Lachlan-Pera-Beach-Algarve-PortugalClimate Change Is Affecting Small Islands of the Pacific very profoundly.
Thankyou to Lachlan for this fantastic photo.
17 December 2012 Cyclone Evan has arrived in Samoa, and the worst of it is yet to come around mid-day today.
Thousands of people have been rendered homeless. 4,500 people are crammed in evacuation centres, which is a threat to the health of these people.
The storm is estimated to be within 200 kilometres of the two main islands of Samoa right now, 7.30AM NZ time. Heavy rain is expected in Nadi at 3PM, as the storm moves south towards Fiji. The tail-end of the storm will arrive in New Zealand around Christmas Eve, and it is surmised that this might affect the Northland area of the North Island.
Hurricane force winds of up to 185 kilometres an hour are causing havoc in some areas, and flooding is expected to be a problem.
Water-borne illnesses are a worry. It is reported that many people in Samoa are suffering lung conditions such as pneumonia as a result of the storm, and that viral infections are a real threat to the population.
There is some concern that the power supply might be cut. Fresh drinking water will not get through if this happens, and this will further magnify the health risks.
Samoa is only just getting on its feet after the tsunami last year which caused massive destruction of the environment and the communities living along the coastline. It is thought that the damage after this cyclone Evan is worse than the tsunami of 2011, as the damage is over the whole country this time.
TV3 News at 6.30AM reported from Apia in Samoa that eight people dead and many more missing. This figure has been given as four in later accounts of the cyclone. Some of the deceased are thought to be fishermen who were caught out on the sea when the cyclone began. A report at 7.45AM says that eight fishermen are missing, and that a search-and-rescue operation is under way.
Auckland Mayor Len Brown has just been interviewed on TV3. He is offering aid to Samoa to help the homeless people and to help in the clean-up. Len Brown reminded us that Auckland has the biggest Pacifica population of any city in the Southern hemisphere, and so, since we have a strong connection with Samoa and the other Pacific nations, we have a duty to help out our neighbours.
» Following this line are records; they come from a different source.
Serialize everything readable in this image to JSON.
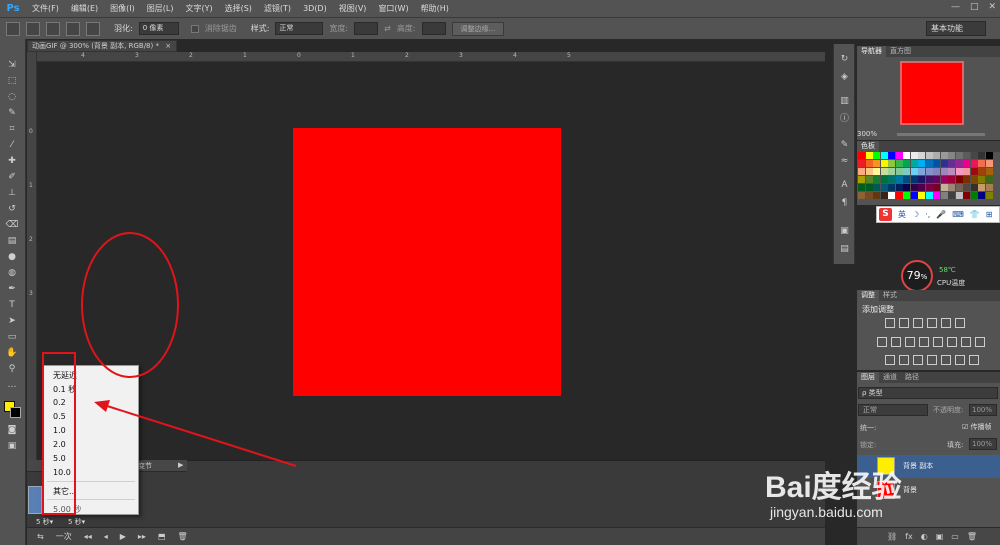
{
  "app": {
    "logo": "Ps"
  },
  "menu": [
    "文件(F)",
    "编辑(E)",
    "图像(I)",
    "图层(L)",
    "文字(Y)",
    "选择(S)",
    "滤镜(T)",
    "3D(D)",
    "视图(V)",
    "窗口(W)",
    "帮助(H)"
  ],
  "window_controls": [
    "—",
    "□",
    "✕"
  ],
  "options": {
    "feather_label": "羽化:",
    "feather_value": "0 像素",
    "antialias_label": "消除锯齿",
    "style_label": "样式:",
    "style_value": "正常",
    "width_label": "宽度:",
    "height_label": "高度:",
    "refine_edge_label": "调整边缘...",
    "workspace": "基本功能"
  },
  "document": {
    "tab_title": "动画GIF @ 300% (背景 副本, RGB/8) *",
    "tab_close": "×",
    "color": "#fe0000",
    "ruler_h": [
      "4",
      "3",
      "2",
      "1",
      "0",
      "1",
      "2",
      "3",
      "4",
      "5"
    ],
    "ruler_v": [
      "0",
      "1",
      "2",
      "3"
    ]
  },
  "colors": {
    "foreground": "#ffee00",
    "background": "#000000"
  },
  "timeline": {
    "header_label": "变节",
    "frame_time": "5 秒▾",
    "frame_time2": "5 秒▾",
    "loop_label": "一次",
    "controls": [
      "◂◂",
      "◂",
      "▶",
      "▸▸",
      "⬒",
      "🗑"
    ]
  },
  "frame_delay_menu": {
    "items": [
      "无延迟",
      "0.1 秒",
      "0.2",
      "0.5",
      "1.0",
      "2.0",
      "5.0",
      "10.0"
    ],
    "other": "其它...",
    "current": "5.00 秒"
  },
  "panels": {
    "navigator_tabs": [
      "导航器",
      "直方图"
    ],
    "zoom": "300%",
    "swatches_tab": "色板",
    "adjustments_tabs": [
      "调整",
      "样式"
    ],
    "add_adjustment": "添加调整",
    "layers_tabs": [
      "图层",
      "通道",
      "路径"
    ],
    "layer_filter": "ρ 类型",
    "blend_mode": "正常",
    "opacity_label": "不透明度:",
    "opacity_value": "100%",
    "unify_label": "统一:",
    "propagate_label": "传播帧",
    "lock_label": "锁定:",
    "fill_label": "填充:",
    "fill_value": "100%",
    "layers": [
      {
        "name": "背景 副本",
        "color": "#ffee00"
      },
      {
        "name": "背景",
        "color": "#fe0000"
      }
    ],
    "layer_bottom_icons": [
      "⛓",
      "fx",
      "◐",
      "▣",
      "▭",
      "🗑"
    ]
  },
  "sogou": {
    "logo": "S",
    "mode": "英",
    "icons": [
      "☽",
      "·,",
      "🎤",
      "⌨",
      "👕",
      "⊞"
    ]
  },
  "cpu": {
    "percent": "79",
    "unit": "%",
    "temp": "58℃",
    "label": "CPU温度"
  },
  "watermark": {
    "text": "Bai度经验",
    "url": "jingyan.baidu.com"
  },
  "swatch_colors": [
    [
      "#ff0000",
      "#ffff00",
      "#00ff00",
      "#00ffff",
      "#0000ff",
      "#ff00ff",
      "#ffffff",
      "#ebebeb",
      "#d6d6d6",
      "#c2c2c2",
      "#adadad",
      "#999999",
      "#858585",
      "#707070",
      "#5c5c5c",
      "#474747",
      "#333333",
      "#000000"
    ],
    [
      "#ee1d24",
      "#f16522",
      "#f7941d",
      "#fff200",
      "#8dc63f",
      "#39b54a",
      "#00a651",
      "#00a99d",
      "#00aeef",
      "#0072bc",
      "#0054a6",
      "#2e3192",
      "#662d91",
      "#92278f",
      "#ec008c",
      "#ed145b",
      "#f26c4f",
      "#f69679"
    ],
    [
      "#f9ad81",
      "#fdc689",
      "#fff799",
      "#c4df9b",
      "#a3d39c",
      "#82ca9c",
      "#7accc8",
      "#6dcff6",
      "#7da7d9",
      "#8393ca",
      "#8781bd",
      "#a186be",
      "#bd8cbf",
      "#f49ac1",
      "#f5989d",
      "#9e0b0f",
      "#a0410d",
      "#a3620a"
    ],
    [
      "#aba000",
      "#598527",
      "#1a7b30",
      "#007236",
      "#00746b",
      "#0076a3",
      "#004b80",
      "#003471",
      "#1b1464",
      "#440e62",
      "#630460",
      "#9e005d",
      "#9e0039",
      "#790000",
      "#7b2e00",
      "#7d4900",
      "#827b00",
      "#406618"
    ],
    [
      "#005e20",
      "#005826",
      "#005952",
      "#005b7f",
      "#003663",
      "#002157",
      "#0d004c",
      "#32004b",
      "#4b0049",
      "#7b0046",
      "#7a0026",
      "#c7b299",
      "#998675",
      "#736357",
      "#534741",
      "#37302a",
      "#c69c6d",
      "#a67c52"
    ],
    [
      "#8c6239",
      "#754c24",
      "#603913",
      "#3c2415",
      "#ffffff",
      "#ff0000",
      "#00ff00",
      "#0000ff",
      "#ffff00",
      "#00ffff",
      "#ff00ff",
      "#808080",
      "#404040",
      "#c0c0c0",
      "#800000",
      "#008000",
      "#000080",
      "#808000"
    ]
  ]
}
It has been previously pointed out by environmentalists that the wealthy countries of the world, who are contributing to climate change in a big way because of their industrial wastes and deforestation programmes, are the ones who should be paying for the destruction caused by the increasing incidence of calamities such as tsunamis and cyclones in the vulnerable small islands of the Pacific.